What we know
The result of a very successful Kickstarter campaign, Lost Ember’s been in development for about five years now. It’s coming to PS 4, Xbox One and PC first, with support for the Nintendo Switch and VR headsets to follow at a later date.
In the game, you control a wolf who has the power to morph into/inhabit numerous different animals, instantly changing the way you look at (and move about) the world around you. You’re relatively free to move around, but your spirit guide will narrate the story for you as you go along, giving you pointers and telling you more about the backstory behind those who are no longer in the area you’re in.
In that sense, Lost Ember is also a bit of a mystery, taking place inside of a post apocalyptic paradise. Taking control of other animals allows you to take to the skies, go underground and find secrets that would otherwise be hidden to you.
What we saw
We met with Mooneye Studios during Gamescom back in August to get some hands on time with the game, which was the first time we had seen the game in action after the screenshots and trailers that has come before. The demo allowed us to freely explore and experiment with the game’s mechanics for about half an hour.
What we thought
Lost Ember looks every bit as unique and gorgeous in-game as it does in the trailers that are out there. The demo stuttered a bit during our playthrough, but we’re fairly certain this was because it was running on a laptop that was receiving notifications in the background. When running smoothly, it was a joy to explore the dreamlike world of the game with our wolf, climb to the top of a hill and then take off flying as we took over a nearby bird to help get to the other side of a valley.
While there is a narrative at the heart of the game, it’s mostly telling you about what came before rather than pushing you forward and telling you what to do. As such, exploration is a big part of the game, which plays out at a fairly leisurely pace even when you’re running around the place. The colorful world and distant vistas instill a sense of awe and wonder, making this a potentially great game for those who would enjoy some time away from the frantic action games that are so common.

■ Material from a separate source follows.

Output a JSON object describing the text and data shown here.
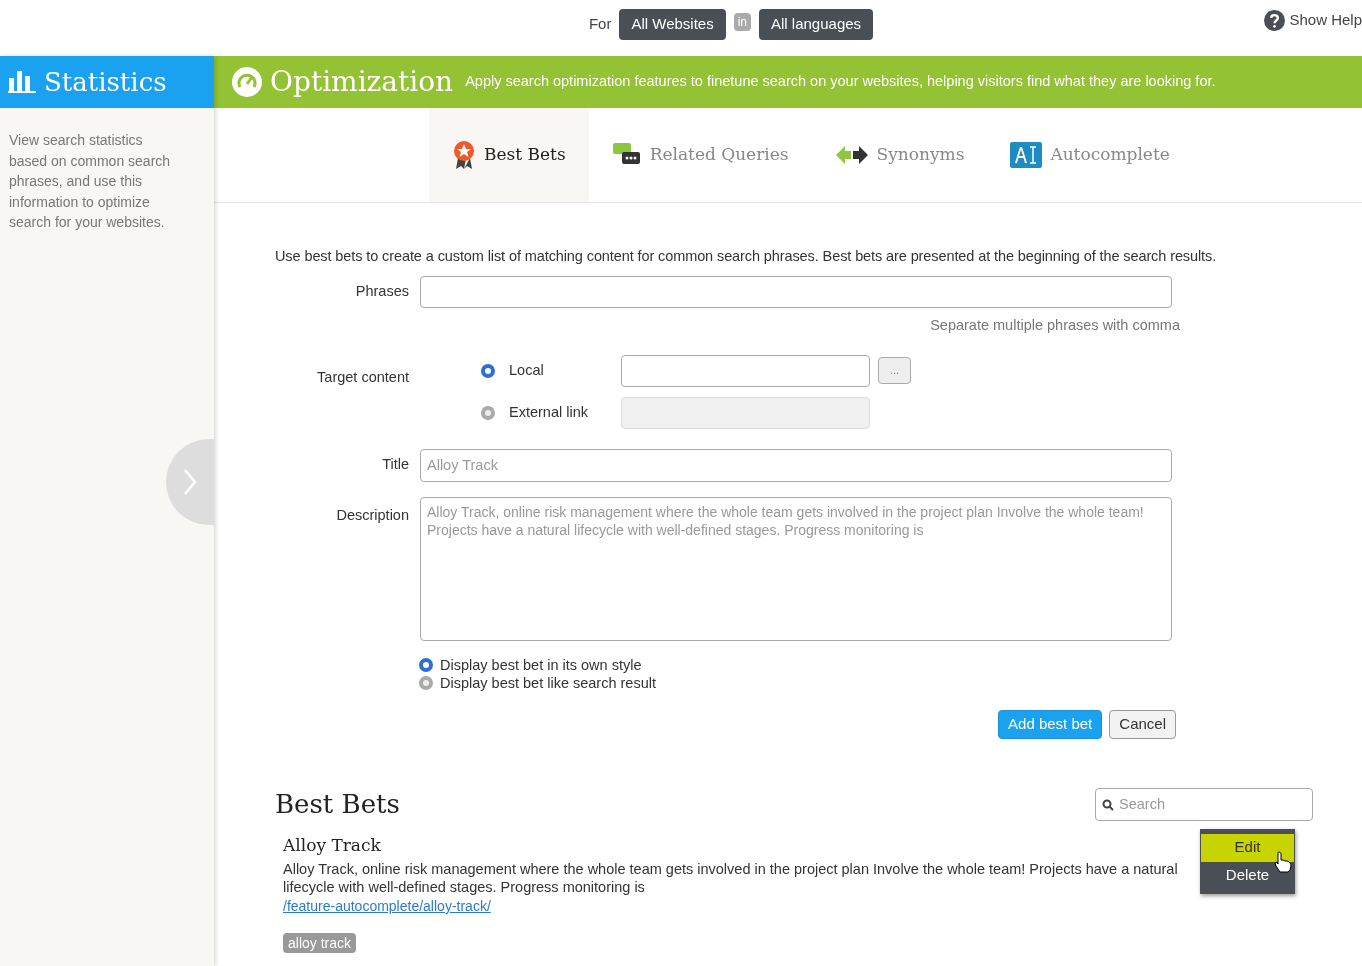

The gentle pace, gorgeous 3D visuals and unique art style in Lost Ember also lend themselves incredibly well for a dreamlike virtual reality experience, so we can’t wait to try that out. It’s coming to PS 4, so let’s hope Playstation VR users get a chance to see the VR version of the game as well. For now, we already know that Vive and Rift users are in luck.